* _What is required_:
All of the records must be repeated exactly as they read.

* _Given information_:
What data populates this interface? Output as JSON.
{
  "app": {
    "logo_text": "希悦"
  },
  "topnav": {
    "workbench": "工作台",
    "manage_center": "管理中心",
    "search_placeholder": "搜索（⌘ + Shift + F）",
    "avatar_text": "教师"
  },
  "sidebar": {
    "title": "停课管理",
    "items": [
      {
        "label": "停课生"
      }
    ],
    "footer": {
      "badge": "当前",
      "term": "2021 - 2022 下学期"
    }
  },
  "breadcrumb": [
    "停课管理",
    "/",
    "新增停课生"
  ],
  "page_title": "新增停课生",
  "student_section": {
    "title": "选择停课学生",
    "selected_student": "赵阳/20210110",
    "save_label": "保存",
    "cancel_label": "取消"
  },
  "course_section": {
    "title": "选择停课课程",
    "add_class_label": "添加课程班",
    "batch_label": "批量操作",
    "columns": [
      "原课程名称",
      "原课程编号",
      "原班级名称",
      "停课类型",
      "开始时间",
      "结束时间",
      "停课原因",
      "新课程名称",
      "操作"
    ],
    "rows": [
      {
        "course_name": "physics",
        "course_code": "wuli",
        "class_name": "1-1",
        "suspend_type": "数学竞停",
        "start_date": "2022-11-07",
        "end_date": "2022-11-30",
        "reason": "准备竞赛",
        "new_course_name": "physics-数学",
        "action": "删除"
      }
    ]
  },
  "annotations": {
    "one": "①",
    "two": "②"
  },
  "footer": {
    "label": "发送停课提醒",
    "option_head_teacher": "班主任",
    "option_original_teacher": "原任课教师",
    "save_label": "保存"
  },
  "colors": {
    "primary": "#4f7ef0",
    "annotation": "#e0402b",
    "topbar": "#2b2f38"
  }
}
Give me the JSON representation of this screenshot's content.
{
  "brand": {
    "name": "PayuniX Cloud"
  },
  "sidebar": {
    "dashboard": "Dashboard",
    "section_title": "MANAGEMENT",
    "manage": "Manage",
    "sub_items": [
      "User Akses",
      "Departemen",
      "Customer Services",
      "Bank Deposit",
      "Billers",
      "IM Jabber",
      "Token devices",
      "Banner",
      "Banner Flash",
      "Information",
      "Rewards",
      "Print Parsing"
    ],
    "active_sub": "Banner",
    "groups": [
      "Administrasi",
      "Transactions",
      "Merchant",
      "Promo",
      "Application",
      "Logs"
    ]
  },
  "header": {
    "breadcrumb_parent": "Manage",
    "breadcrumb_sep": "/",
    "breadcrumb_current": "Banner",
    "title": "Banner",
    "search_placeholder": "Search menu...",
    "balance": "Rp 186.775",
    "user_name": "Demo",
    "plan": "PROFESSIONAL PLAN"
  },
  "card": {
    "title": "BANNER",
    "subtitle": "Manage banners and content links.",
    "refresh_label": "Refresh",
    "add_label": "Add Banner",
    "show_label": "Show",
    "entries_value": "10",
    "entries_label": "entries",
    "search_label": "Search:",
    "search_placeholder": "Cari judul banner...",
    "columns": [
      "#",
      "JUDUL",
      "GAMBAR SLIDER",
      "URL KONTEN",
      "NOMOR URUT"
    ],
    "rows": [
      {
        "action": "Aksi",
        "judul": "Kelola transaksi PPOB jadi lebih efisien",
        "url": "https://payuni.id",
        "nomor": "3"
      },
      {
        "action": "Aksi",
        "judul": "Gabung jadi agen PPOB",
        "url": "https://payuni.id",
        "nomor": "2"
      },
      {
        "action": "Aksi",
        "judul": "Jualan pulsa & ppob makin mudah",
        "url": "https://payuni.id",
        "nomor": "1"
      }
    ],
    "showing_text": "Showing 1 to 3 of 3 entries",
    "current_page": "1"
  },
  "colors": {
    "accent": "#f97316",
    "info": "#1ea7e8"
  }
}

* _Response to this task_:
What data populates this interface? Output as JSON.
{
  "app": {
    "logo_text": "希悦"
  },
  "topnav": {
    "workbench": "工作台",
    "manage_center": "管理中心",
    "search_placeholder": "搜索（⌘ + Shift + F）",
    "avatar_text": "教师"
  },
  "sidebar": {
    "title": "停课管理",
    "items": [
      {
        "label": "停课生"
      }
    ],
    "footer": {
      "badge": "当前",
      "term": "2021 - 2022 下学期"
    }
  },
  "breadcrumb": [
    "停课管理",
    "/",
    "新增停课生"
  ],
  "page_title": "新增停课生",
  "student_section": {
    "title": "选择停课学生",
    "selected_student": "赵阳/20210110",
    "save_label": "保存",
    "cancel_label": "取消"
  },
  "course_section": {
    "title": "选择停课课程",
    "add_class_label": "添加课程班",
    "batch_label": "批量操作",
    "columns": [
      "原课程名称",
      "原课程编号",
      "原班级名称",
      "停课类型",
      "开始时间",
      "结束时间",
      "停课原因",
      "新课程名称",
      "操作"
    ],
    "rows": [
      {
        "course_name": "physics",
        "course_code": "wuli",
        "class_name": "1-1",
        "suspend_type": "数学竞停",
        "start_date": "2022-11-07",
        "end_date": "2022-11-30",
        "reason": "准备竞赛",
        "new_course_name": "physics-数学",
        "action": "删除"
      }
    ]
  },
  "annotations": {
    "one": "①",
    "two": "②"
  },
  "footer": {
    "label": "发送停课提醒",
    "option_head_teacher": "班主任",
    "option_original_teacher": "原任课教师",
    "save_label": "保存"
  },
  "colors": {
    "primary": "#4f7ef0",
    "annotation": "#e0402b",
    "topbar": "#2b2f38"
  }
}
Give me the JSON representation of this screenshot's content.
{
  "brand": {
    "name": "PayuniX Cloud"
  },
  "sidebar": {
    "dashboard": "Dashboard",
    "section_title": "MANAGEMENT",
    "manage": "Manage",
    "sub_items": [
      "User Akses",
      "Departemen",
      "Customer Services",
      "Bank Deposit",
      "Billers",
      "IM Jabber",
      "Token devices",
      "Banner",
      "Banner Flash",
      "Information",
      "Rewards",
      "Print Parsing"
    ],
    "active_sub": "Banner",
    "groups": [
      "Administrasi",
      "Transactions",
      "Merchant",
      "Promo",
      "Application",
      "Logs"
    ]
  },
  "header": {
    "breadcrumb_parent": "Manage",
    "breadcrumb_sep": "/",
    "breadcrumb_current": "Banner",
    "title": "Banner",
    "search_placeholder": "Search menu...",
    "balance": "Rp 186.775",
    "user_name": "Demo",
    "plan": "PROFESSIONAL PLAN"
  },
  "card": {
    "title": "BANNER",
    "subtitle": "Manage banners and content links.",
    "refresh_label": "Refresh",
    "add_label": "Add Banner",
    "show_label": "Show",
    "entries_value": "10",
    "entries_label": "entries",
    "search_label": "Search:",
    "search_placeholder": "Cari judul banner...",
    "columns": [
      "#",
      "JUDUL",
      "GAMBAR SLIDER",
      "URL KONTEN",
      "NOMOR URUT"
    ],
    "rows": [
      {
        "action": "Aksi",
        "judul": "Kelola transaksi PPOB jadi lebih efisien",
        "url": "https://payuni.id",
        "nomor": "3"
      },
      {
        "action": "Aksi",
        "judul": "Gabung jadi agen PPOB",
        "url": "https://payuni.id",
        "nomor": "2"
      },
      {
        "action": "Aksi",
        "judul": "Jualan pulsa & ppob makin mudah",
        "url": "https://payuni.id",
        "nomor": "1"
      }
    ],
    "showing_text": "Showing 1 to 3 of 3 entries",
    "current_page": "1"
  },
  "colors": {
    "accent": "#f97316",
    "info": "#1ea7e8"
  }
}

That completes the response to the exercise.